It's a recession when your neighbor loses his job; it's a depression when you lose your own.
--Former President Harry S. Truman
Those famous words are just as true today as they were when Truman first uttered them during the depths of a recession in 1958.
Losing your job is depressing, indeed--especially since the recession has probably dampened your chances of quickly finding a new job that's just as good or pays as much.
Your stress and financial woes can be magnified if you're a homeowner who's stuck trying to make high mortgage payments on a vastly reduced income.
But with careful planning, you can turn your home and your mortgage into valuable financial tools to tide you over until you get back to work again.
Also realize that there's little chance that you'll lose your home through foreclosure--as long as you contact your lender immediately to discuss your current woes.
"Most lenders will be understanding and will work out a deal with you if you lose your job and can't make your monthly payments for a while," said Thomas Ducey, an official with the Federal National Mortgage Assn.
"The important thing is that you should go to the lender as soon as you run into financial trouble," Ducey said. "Do something about it before you start missing payments or get a foreclosure notice--not after."
Most lenders employ specialists trained to help borrowers who have run into financial trouble. You can usually locate the proper person by calling the phone number that appears on your monthly mortgage statement.
The type of relief you get--or whether you get any at all--will be determined by a number of factors.
"We handle each borrower on a case-by-case basis," said Sam Lyons, senior vice president of Great Western Bank.
"But obviously, we're going to look at a borrower who has a good payment record and is really looking for a new job a lot more favorably than we'd view someone who has a history of missed payments and isn't looking very hard for work."
More than likely, the lender will agree to provide you with some type of relief. Most financial institutions don't like to foreclose on their borrowers because it's an expensive, time-consuming endeavor--not to mention bad "public relations."
"We make money by making loans, not by owning real estate," said Barbara Watkins, a senior vice president with Security Pacific Bank.
"Less than one-quarter of 1% of our loans go to foreclosure," she said. "If there's some way we can reasonably help a borrower and still protect our interest in the property, we'll do our best to work out a deal."

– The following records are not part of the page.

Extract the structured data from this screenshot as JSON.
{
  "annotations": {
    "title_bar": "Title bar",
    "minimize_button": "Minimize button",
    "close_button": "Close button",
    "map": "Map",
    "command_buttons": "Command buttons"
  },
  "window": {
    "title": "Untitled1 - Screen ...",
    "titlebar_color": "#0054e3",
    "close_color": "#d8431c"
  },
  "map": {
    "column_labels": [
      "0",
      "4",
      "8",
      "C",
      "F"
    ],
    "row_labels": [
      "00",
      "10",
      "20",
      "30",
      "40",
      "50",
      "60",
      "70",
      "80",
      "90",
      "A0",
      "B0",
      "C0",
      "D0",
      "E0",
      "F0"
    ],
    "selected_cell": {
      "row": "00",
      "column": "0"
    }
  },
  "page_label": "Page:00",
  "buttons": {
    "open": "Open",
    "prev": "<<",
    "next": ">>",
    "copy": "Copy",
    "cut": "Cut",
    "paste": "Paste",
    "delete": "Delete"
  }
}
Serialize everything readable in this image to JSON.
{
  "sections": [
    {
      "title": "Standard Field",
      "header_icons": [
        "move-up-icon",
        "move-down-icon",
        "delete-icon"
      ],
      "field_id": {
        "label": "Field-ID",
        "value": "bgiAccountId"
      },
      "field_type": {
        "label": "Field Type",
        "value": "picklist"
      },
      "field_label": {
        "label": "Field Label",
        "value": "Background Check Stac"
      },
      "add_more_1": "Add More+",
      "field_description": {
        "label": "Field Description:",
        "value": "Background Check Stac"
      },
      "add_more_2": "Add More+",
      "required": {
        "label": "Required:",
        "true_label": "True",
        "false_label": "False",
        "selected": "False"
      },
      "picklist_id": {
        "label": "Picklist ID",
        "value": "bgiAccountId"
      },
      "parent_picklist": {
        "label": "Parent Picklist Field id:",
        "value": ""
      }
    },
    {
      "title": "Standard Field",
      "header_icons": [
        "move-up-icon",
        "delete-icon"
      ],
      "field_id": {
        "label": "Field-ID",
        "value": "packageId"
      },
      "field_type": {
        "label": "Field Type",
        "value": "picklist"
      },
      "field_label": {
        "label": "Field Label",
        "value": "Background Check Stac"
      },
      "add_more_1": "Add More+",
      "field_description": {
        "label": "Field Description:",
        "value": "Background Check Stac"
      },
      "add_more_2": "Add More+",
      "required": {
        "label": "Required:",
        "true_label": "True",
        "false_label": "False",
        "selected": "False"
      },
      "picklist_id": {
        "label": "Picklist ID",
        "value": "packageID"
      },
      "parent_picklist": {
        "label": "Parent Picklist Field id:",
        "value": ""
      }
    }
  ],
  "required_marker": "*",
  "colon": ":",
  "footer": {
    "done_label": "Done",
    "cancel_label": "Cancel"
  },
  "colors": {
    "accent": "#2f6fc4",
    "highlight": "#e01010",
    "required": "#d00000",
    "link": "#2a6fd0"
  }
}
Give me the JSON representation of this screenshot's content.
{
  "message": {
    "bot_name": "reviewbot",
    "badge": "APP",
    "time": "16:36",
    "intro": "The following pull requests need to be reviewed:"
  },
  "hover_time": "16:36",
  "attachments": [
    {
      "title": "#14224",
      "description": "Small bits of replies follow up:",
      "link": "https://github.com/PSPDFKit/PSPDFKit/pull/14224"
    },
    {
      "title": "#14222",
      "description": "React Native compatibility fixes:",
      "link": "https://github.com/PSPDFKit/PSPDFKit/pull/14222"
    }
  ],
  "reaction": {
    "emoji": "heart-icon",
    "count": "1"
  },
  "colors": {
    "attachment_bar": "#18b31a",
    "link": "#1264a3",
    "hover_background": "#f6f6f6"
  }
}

Help can come in a variety of forms.
If it's just a matter of being short a few hundred dollars each month, the lender might agree to temporarily lower the interest rate on your loan or to stretch out your payments over a longer period to reduce your monthly bill.
Or, the lender might let you make "interest-only" payments until you get back on your feet again.
If your cash crunch is more severe--say you can afford to make only a fraction of your payment or none at all--the lender may be willing to temporarily suspend your monthly bills.
If you want to keep your house but your current lender won't restructure your debt or provide some other type of forbearance, you might need to visit a mortgage broker or lending institution that specializes in making loans based on the equity you have in your property.
Such lenders don't care much about your credit record or whether you're working: What's most important to them is the amount of equity you have in your house.
"The big banks and S&Ls don't have the same flexibility that companies like ours do," said Gary Judis, president of Los Angeles-based Aames Home Loan.
Aames is one of the biggest mortgage brokers in California, and it specializes in home-equity loans.
"We can tailor a repayment schedule that fits your needs, instead of forcing you to choose from a short list of 'prepackaged' loans that a typical bank offers," Judis said.
For example, say you expect to be out of work for about six months and you have little or no cash reserves. Aames could give you a home-equity loan that would require no monthly payments for six months or a year--a loan that most conventional lenders would never make.
Unfortunately, such flexibility is often expensive. Some companies that specialize in making home-equity loans charge unusually high interest rates.
Even worse, upfront "points" can be extraordinarily high. A point is 1% of the total loan amount.
Five points is fairly common among these types of lenders, compared to the one or two points you would likely pay if you could get a loan through a conventional lender.
Depending on how the loan is structured and the risk factor that's involved, you might pay as many as 10, 15 or even 20 points.
"I'd say that you should give serious thought to simply selling your house if your only alternative is to take out such an expensive loan," said Morrie W. Reiff, a financial planner and president of Planned Asset Management in Encino.